The trouble was that the bishop kept getting Owen’s science muddled, and according to Day their relationship was rocky, similar to that of the Duchess and the Cook in Wonderland, who scream and throw pots at each other.
Above the raucous scene, and throughout this charming tale, appears the smiling Cheshire Cat, the most mysterious figure in the story. Day believes he has rightly identified the grinning cat as the ‘conscience of Oxford’, Reverend Edward ‘Puss-Cat’ Pusey, the canon of Christ Church College.
If that seems too obvious an association, Day points out that word games, mathematics and even Latin references were all part of Dodgson’s mental playground.
Indeed, Dodgson, a polymath, invented the popular parlor game Doublets, which was first published in Vanity Fair.
Dodgson saved his most entertaining spoof, the Mad Hatter’s tea party, for Christian socialists. Dodgson regarded them as dangerous and even vaguely traitorous. Hence the party takes place at Cambridge, a town Dodgson (amazingly) never visited.
What of Charles Dodgson’s own religious sympathies? They were complex and anything but straightforward. On the one hand, his highly Victorian morals recoiled at vulgarity, which saw him walk out of plays that offended his sensibilities. Apparently, little girls shouting ‘damn’ in HMS Pinafore prompted him to write an angry letter to The Times while at the same time taking extremely questionable nude and semi-nude photos of them! ( One of the great mysteries of his life is how he became so estranged from The Liddell family? Was it the photos he took of the Liddell girls, his stubborn conservatism, an over familiarity with Mrs Liddell or was he just a bit too creepy?)
Oddly for an Anglican deacon his religious beliefs were adventurous. Supernaturalism, Rosicrucianism, and Theosophy (at the time called ‘esoteric Buddhism’) drew his interest, as did the Christian Kabbalah.
Day and the hordes of other Dodgson enthusiasts study his work intently ( others like me just enjoy the unique absurdity of Alice in Wonderland and Alice Through the Looking Glass and like to share it with kids) but his secret life is very fascinating nonetheless and given this anniversary I'm sure we will read more about this paradoxical man.

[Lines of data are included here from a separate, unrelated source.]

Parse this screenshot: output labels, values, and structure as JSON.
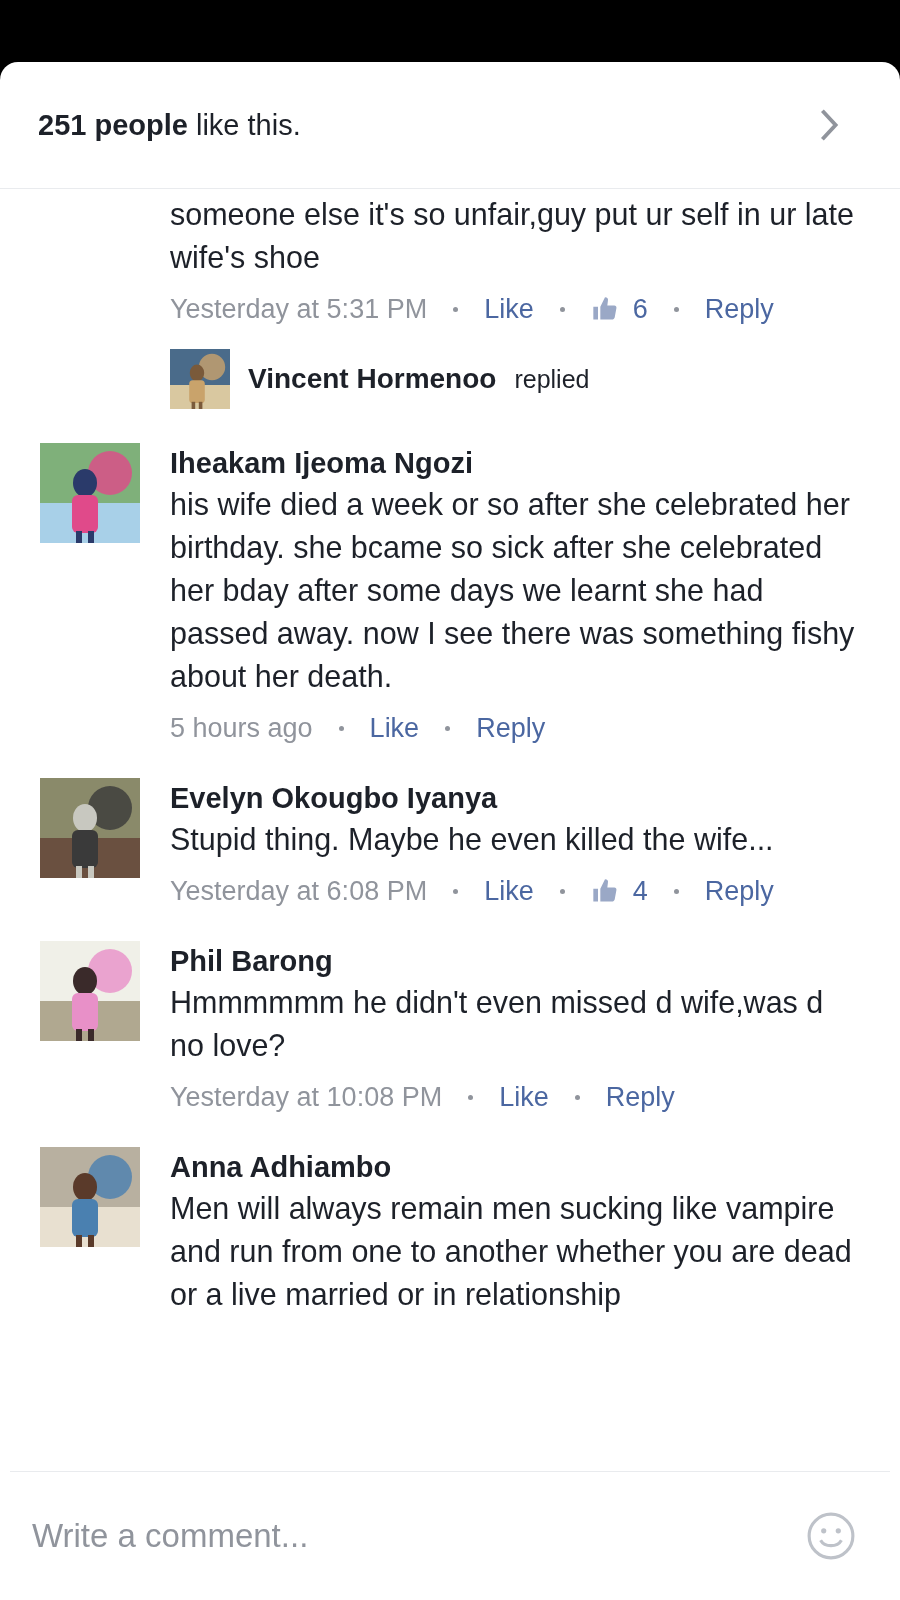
{
  "header": {
    "text": "**251 people** like this."
  },
  "comments": [
    {
      "kind": "continued",
      "text": "someone else it's so unfair,guy put ur self in ur late wife's shoe",
      "time": "Yesterday at 5:31 PM",
      "like": "Like",
      "like_count": "6",
      "reply": "Reply"
    },
    {
      "kind": "replies",
      "name": "Vincent Hormenoo",
      "text": "replied"
    },
    {
      "kind": "comment",
      "name": "Iheakam Ijeoma Ngozi",
      "text": "his wife died a week or so after she celebrated her birthday. she bcame so sick after she celebrated her bday after some days we learnt she had passed away. now I see there was something fishy about her death.",
      "time": "5 hours ago",
      "like": "Like",
      "reply": "Reply"
    },
    {
      "kind": "comment",
      "name": "Evelyn Okougbo Iyanya",
      "text": "Stupid thing. Maybe he even killed the wife...",
      "time": "Yesterday at 6:08 PM",
      "like": "Like",
      "like_count": "4",
      "reply": "Reply"
    },
    {
      "kind": "comment",
      "name": "Phil Barong",
      "text": "Hmmmmmm he didn't even missed d wife,was d no love?",
      "time": "Yesterday at 10:08 PM",
      "like": "Like",
      "reply": "Reply"
    },
    {
      "kind": "comment",
      "name": "Anna Adhiambo",
      "text": "Men will always remain men sucking like vampire and run from one to another whether you are dead or a live  married  or in relationship"
    }
  ],
  "composer": {
    "placeholder": "Write a comment..."
  }
}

This post is based on a Guardian story and the BBC documentary The Secret Life of Lewis Carroll. ( No longer available on ABC iView but can be seen on YouTube)